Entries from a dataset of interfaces
════════════════
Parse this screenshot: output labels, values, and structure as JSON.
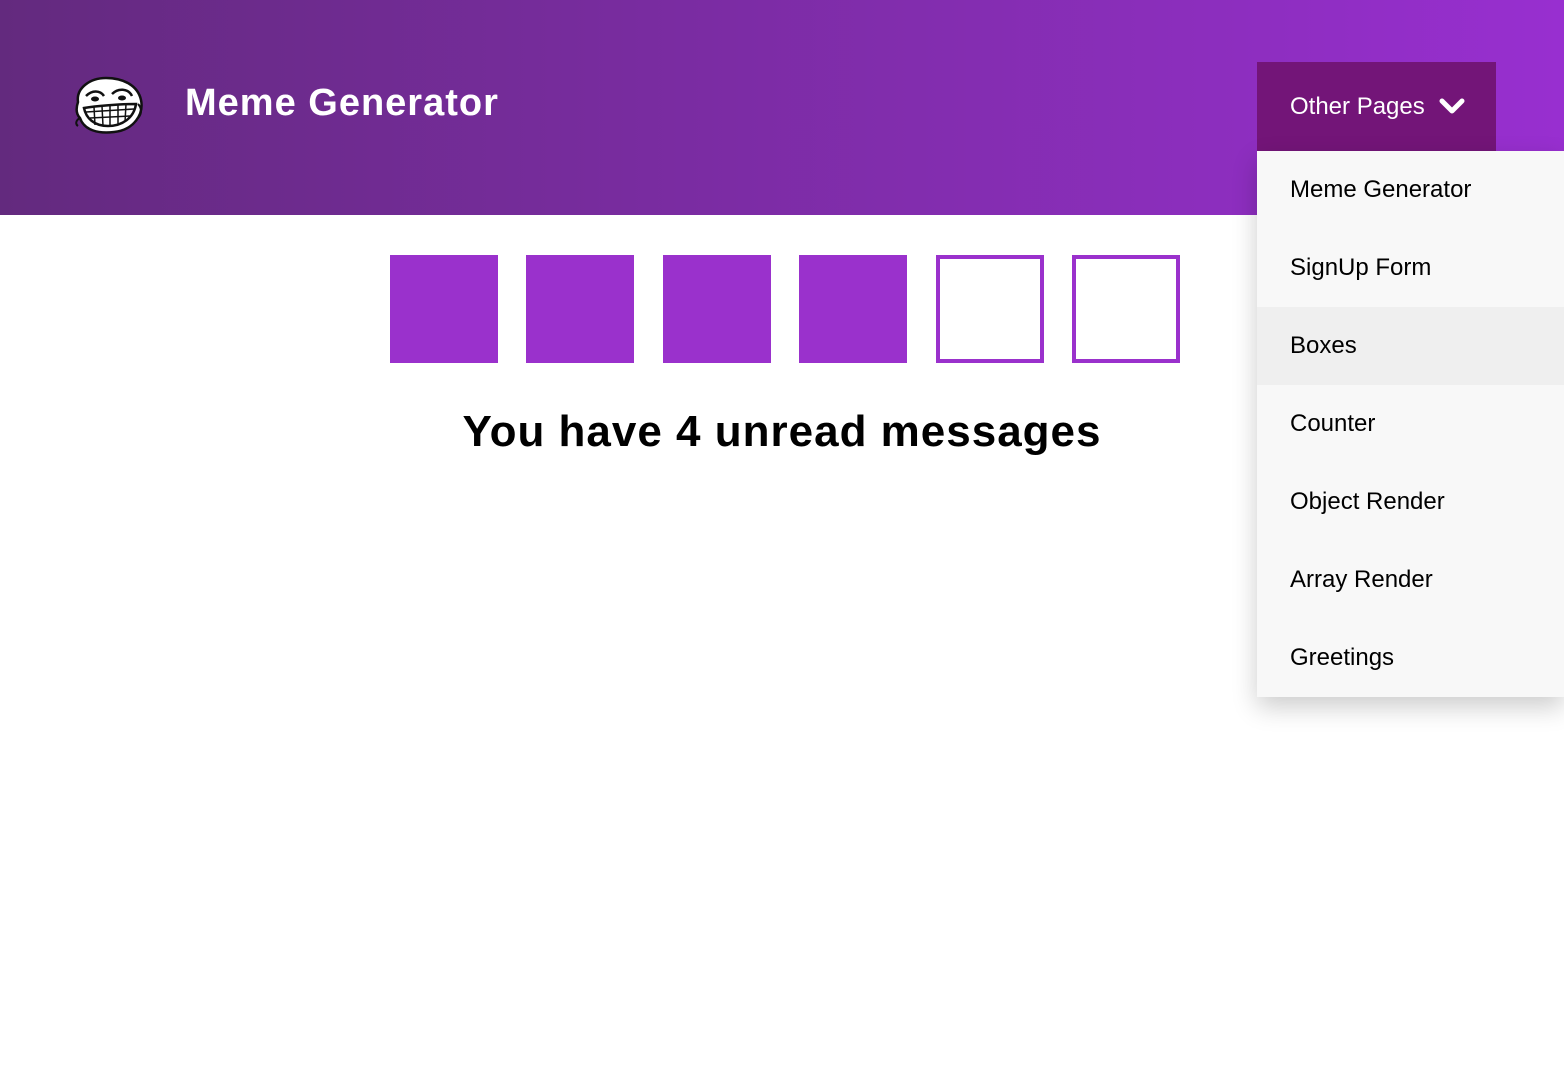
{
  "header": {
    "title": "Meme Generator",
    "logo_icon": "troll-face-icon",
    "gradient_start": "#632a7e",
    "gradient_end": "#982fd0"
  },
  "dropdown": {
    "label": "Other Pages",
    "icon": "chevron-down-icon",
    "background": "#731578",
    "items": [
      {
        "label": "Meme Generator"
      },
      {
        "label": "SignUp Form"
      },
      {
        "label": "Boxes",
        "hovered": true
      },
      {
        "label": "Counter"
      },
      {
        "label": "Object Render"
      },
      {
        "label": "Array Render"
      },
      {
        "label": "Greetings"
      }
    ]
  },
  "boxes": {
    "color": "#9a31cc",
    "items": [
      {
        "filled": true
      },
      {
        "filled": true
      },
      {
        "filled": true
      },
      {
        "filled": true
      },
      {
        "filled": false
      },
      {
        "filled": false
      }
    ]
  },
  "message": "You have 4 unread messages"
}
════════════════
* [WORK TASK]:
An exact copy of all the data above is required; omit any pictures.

* [RESPONSE TO THIS EXERCISE]:
Parse this screenshot: output labels, values, and structure as JSON.
{
  "header": {
    "title": "Meme Generator",
    "logo_icon": "troll-face-icon",
    "gradient_start": "#632a7e",
    "gradient_end": "#982fd0"
  },
  "dropdown": {
    "label": "Other Pages",
    "icon": "chevron-down-icon",
    "background": "#731578",
    "items": [
      {
        "label": "Meme Generator"
      },
      {
        "label": "SignUp Form"
      },
      {
        "label": "Boxes",
        "hovered": true
      },
      {
        "label": "Counter"
      },
      {
        "label": "Object Render"
      },
      {
        "label": "Array Render"
      },
      {
        "label": "Greetings"
      }
    ]
  },
  "boxes": {
    "color": "#9a31cc",
    "items": [
      {
        "filled": true
      },
      {
        "filled": true
      },
      {
        "filled": true
      },
      {
        "filled": true
      },
      {
        "filled": false
      },
      {
        "filled": false
      }
    ]
  },
  "message": "You have 4 unread messages"
}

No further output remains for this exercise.